Task details
Read the data below. Every line holding the string "File" must be copied.

= = = = =

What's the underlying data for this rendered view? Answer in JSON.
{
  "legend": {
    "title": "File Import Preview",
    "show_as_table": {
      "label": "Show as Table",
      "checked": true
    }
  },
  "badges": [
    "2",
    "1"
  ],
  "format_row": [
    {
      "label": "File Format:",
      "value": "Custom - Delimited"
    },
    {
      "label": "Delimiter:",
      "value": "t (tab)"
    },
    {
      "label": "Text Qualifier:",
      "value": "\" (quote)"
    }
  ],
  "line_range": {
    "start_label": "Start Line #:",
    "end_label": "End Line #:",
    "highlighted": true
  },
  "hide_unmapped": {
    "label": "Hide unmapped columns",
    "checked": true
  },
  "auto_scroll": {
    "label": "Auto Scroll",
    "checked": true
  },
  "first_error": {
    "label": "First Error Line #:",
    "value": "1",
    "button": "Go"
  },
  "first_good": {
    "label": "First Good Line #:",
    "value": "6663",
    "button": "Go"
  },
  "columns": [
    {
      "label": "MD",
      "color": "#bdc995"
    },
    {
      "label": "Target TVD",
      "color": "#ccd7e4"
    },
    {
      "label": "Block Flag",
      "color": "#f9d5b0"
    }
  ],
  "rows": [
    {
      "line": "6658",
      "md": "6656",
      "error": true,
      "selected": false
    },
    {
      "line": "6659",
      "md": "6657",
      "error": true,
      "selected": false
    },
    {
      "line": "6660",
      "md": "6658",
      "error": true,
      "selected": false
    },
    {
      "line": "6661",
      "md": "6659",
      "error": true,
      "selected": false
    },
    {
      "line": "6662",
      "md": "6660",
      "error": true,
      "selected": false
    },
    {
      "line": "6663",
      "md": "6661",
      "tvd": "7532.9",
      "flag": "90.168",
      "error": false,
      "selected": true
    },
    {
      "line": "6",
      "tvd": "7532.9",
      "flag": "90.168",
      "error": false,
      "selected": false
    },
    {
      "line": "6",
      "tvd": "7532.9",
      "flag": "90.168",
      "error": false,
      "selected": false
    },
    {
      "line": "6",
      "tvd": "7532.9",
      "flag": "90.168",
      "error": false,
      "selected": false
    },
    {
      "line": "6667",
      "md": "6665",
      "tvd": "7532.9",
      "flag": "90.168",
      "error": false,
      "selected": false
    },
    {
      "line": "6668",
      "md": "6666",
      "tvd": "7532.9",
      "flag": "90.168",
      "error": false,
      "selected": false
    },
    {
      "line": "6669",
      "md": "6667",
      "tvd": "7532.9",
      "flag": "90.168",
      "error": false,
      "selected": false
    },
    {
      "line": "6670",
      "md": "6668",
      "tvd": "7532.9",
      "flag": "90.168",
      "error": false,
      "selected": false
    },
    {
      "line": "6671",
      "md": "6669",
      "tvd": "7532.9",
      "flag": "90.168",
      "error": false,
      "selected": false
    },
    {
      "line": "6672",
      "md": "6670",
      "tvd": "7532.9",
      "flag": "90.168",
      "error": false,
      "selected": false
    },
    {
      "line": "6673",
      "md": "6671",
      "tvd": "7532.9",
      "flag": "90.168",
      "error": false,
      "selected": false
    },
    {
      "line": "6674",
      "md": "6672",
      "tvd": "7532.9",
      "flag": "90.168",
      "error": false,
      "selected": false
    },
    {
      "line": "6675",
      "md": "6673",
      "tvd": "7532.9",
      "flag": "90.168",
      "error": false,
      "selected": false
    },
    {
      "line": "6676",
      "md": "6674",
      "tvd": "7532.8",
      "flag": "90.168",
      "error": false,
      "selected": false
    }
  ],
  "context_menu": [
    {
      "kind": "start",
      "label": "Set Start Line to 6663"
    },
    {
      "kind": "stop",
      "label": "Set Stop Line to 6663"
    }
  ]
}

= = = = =

Answer to this task
    "title": "File Import Preview",
      "label": "File Format:",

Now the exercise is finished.